### Activity
Whatever the records below hold, copy it all out exactly.

### Material provided

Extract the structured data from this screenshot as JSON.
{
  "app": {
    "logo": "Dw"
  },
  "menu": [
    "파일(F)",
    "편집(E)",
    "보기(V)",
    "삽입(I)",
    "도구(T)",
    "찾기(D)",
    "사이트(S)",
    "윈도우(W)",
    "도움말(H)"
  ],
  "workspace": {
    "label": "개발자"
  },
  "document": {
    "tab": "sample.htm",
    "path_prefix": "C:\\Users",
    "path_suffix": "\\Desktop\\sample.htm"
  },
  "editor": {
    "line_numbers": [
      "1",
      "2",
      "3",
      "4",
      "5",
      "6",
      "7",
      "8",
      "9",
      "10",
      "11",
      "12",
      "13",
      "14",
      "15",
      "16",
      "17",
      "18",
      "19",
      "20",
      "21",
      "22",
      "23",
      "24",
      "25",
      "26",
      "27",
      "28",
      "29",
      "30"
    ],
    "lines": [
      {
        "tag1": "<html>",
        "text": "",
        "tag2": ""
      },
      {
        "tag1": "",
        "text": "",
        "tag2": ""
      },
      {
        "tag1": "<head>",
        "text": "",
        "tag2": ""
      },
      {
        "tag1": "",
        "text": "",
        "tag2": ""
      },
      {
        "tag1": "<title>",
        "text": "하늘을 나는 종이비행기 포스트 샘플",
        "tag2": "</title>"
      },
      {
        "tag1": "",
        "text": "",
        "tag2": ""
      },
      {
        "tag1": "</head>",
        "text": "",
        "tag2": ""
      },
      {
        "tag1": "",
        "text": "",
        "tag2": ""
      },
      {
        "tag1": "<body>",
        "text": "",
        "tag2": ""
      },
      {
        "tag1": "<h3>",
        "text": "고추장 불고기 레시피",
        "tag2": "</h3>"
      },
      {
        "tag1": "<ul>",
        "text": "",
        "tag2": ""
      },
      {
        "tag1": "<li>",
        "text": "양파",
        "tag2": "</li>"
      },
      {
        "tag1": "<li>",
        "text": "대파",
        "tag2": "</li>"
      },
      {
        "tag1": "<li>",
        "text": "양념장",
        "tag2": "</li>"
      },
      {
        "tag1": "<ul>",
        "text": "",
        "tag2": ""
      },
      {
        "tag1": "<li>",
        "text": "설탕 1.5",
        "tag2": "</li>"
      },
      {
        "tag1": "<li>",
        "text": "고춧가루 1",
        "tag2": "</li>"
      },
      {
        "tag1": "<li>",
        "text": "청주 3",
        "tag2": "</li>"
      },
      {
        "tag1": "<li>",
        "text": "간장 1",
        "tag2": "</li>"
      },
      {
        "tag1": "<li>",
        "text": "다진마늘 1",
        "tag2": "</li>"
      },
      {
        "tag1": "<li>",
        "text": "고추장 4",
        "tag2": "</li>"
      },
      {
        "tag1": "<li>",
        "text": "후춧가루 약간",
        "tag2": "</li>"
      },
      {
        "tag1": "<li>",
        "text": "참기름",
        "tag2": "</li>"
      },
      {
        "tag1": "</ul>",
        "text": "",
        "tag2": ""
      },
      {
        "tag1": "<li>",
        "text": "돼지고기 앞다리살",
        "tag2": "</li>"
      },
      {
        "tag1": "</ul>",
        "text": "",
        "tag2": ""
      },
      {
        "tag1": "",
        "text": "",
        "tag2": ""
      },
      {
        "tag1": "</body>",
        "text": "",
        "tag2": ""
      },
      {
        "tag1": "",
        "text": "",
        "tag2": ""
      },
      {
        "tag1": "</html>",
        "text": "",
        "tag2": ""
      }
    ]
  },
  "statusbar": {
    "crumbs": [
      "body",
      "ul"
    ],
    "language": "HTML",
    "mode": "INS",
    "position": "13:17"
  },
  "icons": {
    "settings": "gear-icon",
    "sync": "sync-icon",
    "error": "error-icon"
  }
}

### Response area
Extract the structured data from this screenshot as JSON.
{
  "app": {
    "logo": "Dw"
  },
  "menu": [
    "파일(F)",
    "편집(E)",
    "보기(V)",
    "삽입(I)",
    "도구(T)",
    "찾기(D)",
    "사이트(S)",
    "윈도우(W)",
    "도움말(H)"
  ],
  "workspace": {
    "label": "개발자"
  },
  "document": {
    "tab": "sample.htm",
    "path_prefix": "C:\\Users",
    "path_suffix": "\\Desktop\\sample.htm"
  },
  "editor": {
    "line_numbers": [
      "1",
      "2",
      "3",
      "4",
      "5",
      "6",
      "7",
      "8",
      "9",
      "10",
      "11",
      "12",
      "13",
      "14",
      "15",
      "16",
      "17",
      "18",
      "19",
      "20",
      "21",
      "22",
      "23",
      "24",
      "25",
      "26",
      "27",
      "28",
      "29",
      "30"
    ],
    "lines": [
      {
        "tag1": "<html>",
        "text": "",
        "tag2": ""
      },
      {
        "tag1": "",
        "text": "",
        "tag2": ""
      },
      {
        "tag1": "<head>",
        "text": "",
        "tag2": ""
      },
      {
        "tag1": "",
        "text": "",
        "tag2": ""
      },
      {
        "tag1": "<title>",
        "text": "하늘을 나는 종이비행기 포스트 샘플",
        "tag2": "</title>"
      },
      {
        "tag1": "",
        "text": "",
        "tag2": ""
      },
      {
        "tag1": "</head>",
        "text": "",
        "tag2": ""
      },
      {
        "tag1": "",
        "text": "",
        "tag2": ""
      },
      {
        "tag1": "<body>",
        "text": "",
        "tag2": ""
      },
      {
        "tag1": "<h3>",
        "text": "고추장 불고기 레시피",
        "tag2": "</h3>"
      },
      {
        "tag1": "<ul>",
        "text": "",
        "tag2": ""
      },
      {
        "tag1": "<li>",
        "text": "양파",
        "tag2": "</li>"
      },
      {
        "tag1": "<li>",
        "text": "대파",
        "tag2": "</li>"
      },
      {
        "tag1": "<li>",
        "text": "양념장",
        "tag2": "</li>"
      },
      {
        "tag1": "<ul>",
        "text": "",
        "tag2": ""
      },
      {
        "tag1": "<li>",
        "text": "설탕 1.5",
        "tag2": "</li>"
      },
      {
        "tag1": "<li>",
        "text": "고춧가루 1",
        "tag2": "</li>"
      },
      {
        "tag1": "<li>",
        "text": "청주 3",
        "tag2": "</li>"
      },
      {
        "tag1": "<li>",
        "text": "간장 1",
        "tag2": "</li>"
      },
      {
        "tag1": "<li>",
        "text": "다진마늘 1",
        "tag2": "</li>"
      },
      {
        "tag1": "<li>",
        "text": "고추장 4",
        "tag2": "</li>"
      },
      {
        "tag1": "<li>",
        "text": "후춧가루 약간",
        "tag2": "</li>"
      },
      {
        "tag1": "<li>",
        "text": "참기름",
        "tag2": "</li>"
      },
      {
        "tag1": "</ul>",
        "text": "",
        "tag2": ""
      },
      {
        "tag1": "<li>",
        "text": "돼지고기 앞다리살",
        "tag2": "</li>"
      },
      {
        "tag1": "</ul>",
        "text": "",
        "tag2": ""
      },
      {
        "tag1": "",
        "text": "",
        "tag2": ""
      },
      {
        "tag1": "</body>",
        "text": "",
        "tag2": ""
      },
      {
        "tag1": "",
        "text": "",
        "tag2": ""
      },
      {
        "tag1": "</html>",
        "text": "",
        "tag2": ""
      }
    ]
  },
  "statusbar": {
    "crumbs": [
      "body",
      "ul"
    ],
    "language": "HTML",
    "mode": "INS",
    "position": "13:17"
  },
  "icons": {
    "settings": "gear-icon",
    "sync": "sync-icon",
    "error": "error-icon"
  }
}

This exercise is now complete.